BEGIN Materials provided

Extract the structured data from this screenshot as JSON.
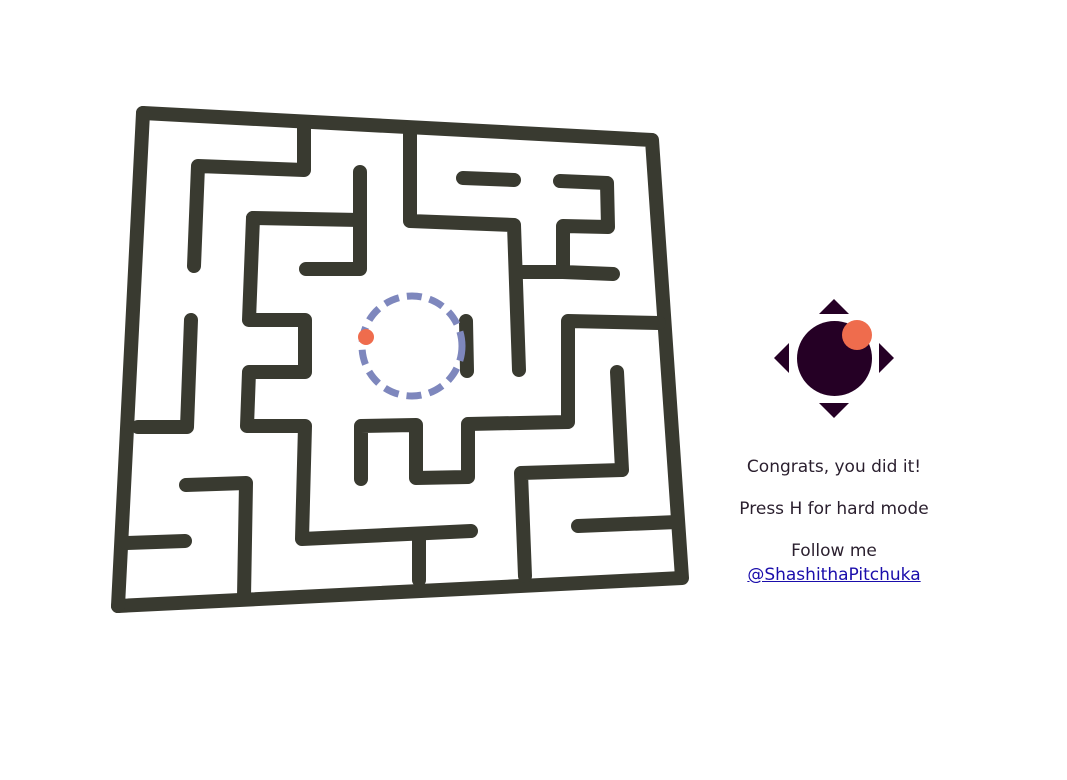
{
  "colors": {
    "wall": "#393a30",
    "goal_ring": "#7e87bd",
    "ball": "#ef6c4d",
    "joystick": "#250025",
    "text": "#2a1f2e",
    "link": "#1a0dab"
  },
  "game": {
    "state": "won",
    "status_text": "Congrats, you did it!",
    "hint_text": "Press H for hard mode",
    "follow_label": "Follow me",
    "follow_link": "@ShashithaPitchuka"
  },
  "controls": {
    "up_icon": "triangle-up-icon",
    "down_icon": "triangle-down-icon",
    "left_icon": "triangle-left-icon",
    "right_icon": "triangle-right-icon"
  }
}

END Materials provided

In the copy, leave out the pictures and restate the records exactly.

Extract the structured data from this screenshot as JSON.
{
  "colors": {
    "wall": "#393a30",
    "goal_ring": "#7e87bd",
    "ball": "#ef6c4d",
    "joystick": "#250025",
    "text": "#2a1f2e",
    "link": "#1a0dab"
  },
  "game": {
    "state": "won",
    "status_text": "Congrats, you did it!",
    "hint_text": "Press H for hard mode",
    "follow_label": "Follow me",
    "follow_link": "@ShashithaPitchuka"
  },
  "controls": {
    "up_icon": "triangle-up-icon",
    "down_icon": "triangle-down-icon",
    "left_icon": "triangle-left-icon",
    "right_icon": "triangle-right-icon"
  }
}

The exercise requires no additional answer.